- Opening Delimiter -

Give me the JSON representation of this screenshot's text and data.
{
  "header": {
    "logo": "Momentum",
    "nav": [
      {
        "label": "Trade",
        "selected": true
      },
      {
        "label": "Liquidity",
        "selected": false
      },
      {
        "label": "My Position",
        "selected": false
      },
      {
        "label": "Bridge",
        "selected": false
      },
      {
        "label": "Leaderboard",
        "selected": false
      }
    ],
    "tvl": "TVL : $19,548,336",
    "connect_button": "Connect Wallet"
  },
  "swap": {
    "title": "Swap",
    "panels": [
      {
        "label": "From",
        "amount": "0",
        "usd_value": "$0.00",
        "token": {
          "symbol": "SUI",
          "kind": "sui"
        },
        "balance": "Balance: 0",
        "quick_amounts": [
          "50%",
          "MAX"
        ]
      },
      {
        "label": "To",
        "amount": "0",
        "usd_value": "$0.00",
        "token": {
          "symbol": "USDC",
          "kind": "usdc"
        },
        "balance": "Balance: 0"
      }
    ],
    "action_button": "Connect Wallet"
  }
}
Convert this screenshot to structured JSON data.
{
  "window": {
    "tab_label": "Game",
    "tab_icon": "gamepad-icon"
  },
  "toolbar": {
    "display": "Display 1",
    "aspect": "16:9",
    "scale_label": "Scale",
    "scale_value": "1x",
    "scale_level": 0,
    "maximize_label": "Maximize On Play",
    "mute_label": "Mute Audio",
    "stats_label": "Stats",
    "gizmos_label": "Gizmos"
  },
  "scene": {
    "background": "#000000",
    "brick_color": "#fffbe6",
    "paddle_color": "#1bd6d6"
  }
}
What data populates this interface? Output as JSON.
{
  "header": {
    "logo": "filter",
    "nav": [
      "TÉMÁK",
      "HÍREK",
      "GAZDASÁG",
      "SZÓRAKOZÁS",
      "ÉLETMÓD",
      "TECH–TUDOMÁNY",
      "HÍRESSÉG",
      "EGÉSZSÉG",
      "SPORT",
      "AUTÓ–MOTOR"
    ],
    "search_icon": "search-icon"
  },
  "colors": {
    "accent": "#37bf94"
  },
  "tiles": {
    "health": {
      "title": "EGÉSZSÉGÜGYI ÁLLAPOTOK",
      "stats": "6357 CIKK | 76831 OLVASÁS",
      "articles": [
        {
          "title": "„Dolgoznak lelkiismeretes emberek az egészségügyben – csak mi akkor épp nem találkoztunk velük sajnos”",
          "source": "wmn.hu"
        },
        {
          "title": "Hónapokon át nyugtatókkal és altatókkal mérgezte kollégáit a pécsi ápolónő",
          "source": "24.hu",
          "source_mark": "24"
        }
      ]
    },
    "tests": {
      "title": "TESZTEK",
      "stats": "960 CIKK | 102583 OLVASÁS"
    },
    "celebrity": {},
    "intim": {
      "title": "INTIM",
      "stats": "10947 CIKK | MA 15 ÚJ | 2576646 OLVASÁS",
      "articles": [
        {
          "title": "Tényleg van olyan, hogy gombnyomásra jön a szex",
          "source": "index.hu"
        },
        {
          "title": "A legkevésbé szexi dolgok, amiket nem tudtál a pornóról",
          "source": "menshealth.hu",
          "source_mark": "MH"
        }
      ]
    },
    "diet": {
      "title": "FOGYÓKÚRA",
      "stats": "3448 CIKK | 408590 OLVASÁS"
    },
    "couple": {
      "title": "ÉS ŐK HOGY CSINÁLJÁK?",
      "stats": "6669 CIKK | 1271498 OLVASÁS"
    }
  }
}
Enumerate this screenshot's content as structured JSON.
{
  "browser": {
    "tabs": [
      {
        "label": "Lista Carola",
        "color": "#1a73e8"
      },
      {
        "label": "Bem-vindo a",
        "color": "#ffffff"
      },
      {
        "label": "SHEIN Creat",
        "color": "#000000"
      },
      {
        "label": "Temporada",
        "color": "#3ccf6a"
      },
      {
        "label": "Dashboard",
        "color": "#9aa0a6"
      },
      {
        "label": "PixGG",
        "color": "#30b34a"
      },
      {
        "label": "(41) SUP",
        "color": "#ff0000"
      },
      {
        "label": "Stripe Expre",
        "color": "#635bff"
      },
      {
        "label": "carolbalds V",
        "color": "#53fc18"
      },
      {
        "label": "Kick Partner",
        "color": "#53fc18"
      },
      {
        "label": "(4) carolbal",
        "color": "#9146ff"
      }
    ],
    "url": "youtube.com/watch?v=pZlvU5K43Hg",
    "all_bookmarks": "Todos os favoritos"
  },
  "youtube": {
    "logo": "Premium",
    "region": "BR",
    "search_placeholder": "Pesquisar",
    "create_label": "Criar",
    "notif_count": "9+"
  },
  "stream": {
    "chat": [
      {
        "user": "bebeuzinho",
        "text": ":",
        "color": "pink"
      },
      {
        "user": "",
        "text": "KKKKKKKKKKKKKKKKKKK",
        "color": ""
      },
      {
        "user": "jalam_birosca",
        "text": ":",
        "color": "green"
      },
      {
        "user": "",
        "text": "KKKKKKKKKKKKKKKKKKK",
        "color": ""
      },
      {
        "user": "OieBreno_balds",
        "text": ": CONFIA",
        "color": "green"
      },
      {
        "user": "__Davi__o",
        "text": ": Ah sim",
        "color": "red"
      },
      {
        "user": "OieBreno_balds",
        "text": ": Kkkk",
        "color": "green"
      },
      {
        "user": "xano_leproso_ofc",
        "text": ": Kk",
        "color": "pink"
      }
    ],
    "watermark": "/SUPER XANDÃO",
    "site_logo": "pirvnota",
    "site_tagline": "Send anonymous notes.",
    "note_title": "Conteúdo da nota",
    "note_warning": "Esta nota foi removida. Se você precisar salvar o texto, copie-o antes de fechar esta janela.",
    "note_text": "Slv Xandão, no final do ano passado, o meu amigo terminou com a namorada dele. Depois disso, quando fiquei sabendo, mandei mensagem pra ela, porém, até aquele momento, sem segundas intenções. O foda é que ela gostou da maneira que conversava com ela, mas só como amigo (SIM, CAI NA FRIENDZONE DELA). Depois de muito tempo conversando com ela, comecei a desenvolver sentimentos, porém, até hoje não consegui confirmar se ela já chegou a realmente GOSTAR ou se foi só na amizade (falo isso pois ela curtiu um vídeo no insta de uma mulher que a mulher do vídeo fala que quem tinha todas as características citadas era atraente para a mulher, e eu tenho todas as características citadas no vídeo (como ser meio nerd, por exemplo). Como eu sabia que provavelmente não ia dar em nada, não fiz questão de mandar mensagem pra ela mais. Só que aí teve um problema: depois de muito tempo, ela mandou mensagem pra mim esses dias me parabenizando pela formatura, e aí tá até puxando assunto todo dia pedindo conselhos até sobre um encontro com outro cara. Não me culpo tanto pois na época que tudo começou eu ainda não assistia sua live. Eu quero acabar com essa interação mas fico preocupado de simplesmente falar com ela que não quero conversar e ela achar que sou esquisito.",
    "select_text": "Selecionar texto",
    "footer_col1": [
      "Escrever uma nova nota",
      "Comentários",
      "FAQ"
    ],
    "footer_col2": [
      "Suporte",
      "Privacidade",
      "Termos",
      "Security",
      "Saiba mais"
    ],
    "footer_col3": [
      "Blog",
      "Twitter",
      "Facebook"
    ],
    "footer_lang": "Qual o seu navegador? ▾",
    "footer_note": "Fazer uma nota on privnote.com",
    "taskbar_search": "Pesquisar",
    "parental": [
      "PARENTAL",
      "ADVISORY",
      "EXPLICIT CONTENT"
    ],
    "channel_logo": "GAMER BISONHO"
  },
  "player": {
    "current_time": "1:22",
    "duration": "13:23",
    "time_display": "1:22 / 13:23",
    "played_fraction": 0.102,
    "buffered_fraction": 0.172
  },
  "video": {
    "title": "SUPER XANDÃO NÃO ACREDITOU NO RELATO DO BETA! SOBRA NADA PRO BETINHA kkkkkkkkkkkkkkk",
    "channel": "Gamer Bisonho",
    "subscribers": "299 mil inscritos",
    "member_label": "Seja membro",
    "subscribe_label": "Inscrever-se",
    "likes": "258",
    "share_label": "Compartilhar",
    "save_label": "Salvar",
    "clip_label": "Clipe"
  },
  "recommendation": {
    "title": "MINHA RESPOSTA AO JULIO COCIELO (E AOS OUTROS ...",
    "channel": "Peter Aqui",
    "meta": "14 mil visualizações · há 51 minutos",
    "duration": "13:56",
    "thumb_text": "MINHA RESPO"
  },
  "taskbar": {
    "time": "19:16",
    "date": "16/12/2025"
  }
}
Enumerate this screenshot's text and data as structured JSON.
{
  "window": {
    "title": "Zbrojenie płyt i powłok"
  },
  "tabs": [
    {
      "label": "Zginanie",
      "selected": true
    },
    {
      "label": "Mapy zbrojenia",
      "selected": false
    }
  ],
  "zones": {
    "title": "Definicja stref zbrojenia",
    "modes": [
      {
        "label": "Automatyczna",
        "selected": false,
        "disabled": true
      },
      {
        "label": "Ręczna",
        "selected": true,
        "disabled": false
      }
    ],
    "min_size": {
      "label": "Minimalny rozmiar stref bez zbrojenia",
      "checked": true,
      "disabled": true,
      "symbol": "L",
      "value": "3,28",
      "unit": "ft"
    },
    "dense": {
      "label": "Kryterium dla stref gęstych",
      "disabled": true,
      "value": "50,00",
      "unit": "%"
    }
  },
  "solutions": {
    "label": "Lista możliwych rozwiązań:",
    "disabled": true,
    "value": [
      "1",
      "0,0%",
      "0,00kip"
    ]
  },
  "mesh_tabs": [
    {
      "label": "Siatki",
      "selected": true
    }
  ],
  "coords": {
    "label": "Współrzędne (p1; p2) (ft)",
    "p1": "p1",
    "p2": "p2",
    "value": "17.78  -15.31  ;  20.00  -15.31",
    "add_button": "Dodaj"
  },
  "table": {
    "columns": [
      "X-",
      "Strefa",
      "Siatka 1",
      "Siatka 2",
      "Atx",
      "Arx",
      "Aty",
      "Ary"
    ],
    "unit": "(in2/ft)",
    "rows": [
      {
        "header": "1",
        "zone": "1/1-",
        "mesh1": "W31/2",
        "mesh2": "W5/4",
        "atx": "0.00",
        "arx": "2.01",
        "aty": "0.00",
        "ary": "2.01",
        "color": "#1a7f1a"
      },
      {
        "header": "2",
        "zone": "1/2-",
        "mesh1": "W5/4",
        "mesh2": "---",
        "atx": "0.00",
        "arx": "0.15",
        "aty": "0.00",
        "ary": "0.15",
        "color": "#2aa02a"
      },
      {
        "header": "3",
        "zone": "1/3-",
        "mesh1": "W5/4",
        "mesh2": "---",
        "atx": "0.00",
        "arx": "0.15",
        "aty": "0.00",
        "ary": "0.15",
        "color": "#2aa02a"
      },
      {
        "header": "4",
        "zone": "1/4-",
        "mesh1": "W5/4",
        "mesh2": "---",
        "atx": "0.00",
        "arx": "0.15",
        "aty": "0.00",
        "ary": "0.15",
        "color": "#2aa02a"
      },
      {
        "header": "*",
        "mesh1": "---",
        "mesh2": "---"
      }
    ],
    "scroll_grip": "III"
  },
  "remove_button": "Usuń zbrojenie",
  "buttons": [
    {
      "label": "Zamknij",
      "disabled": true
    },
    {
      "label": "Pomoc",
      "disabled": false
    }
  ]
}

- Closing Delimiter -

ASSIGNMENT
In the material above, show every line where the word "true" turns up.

FINAL ANSWER
        "selected": true
      "selected": true
        "disabled": true
        "selected": true,
      "checked": true,
      "disabled": true,
      "disabled": true,
    "disabled": true,
      "selected": true
      "disabled": true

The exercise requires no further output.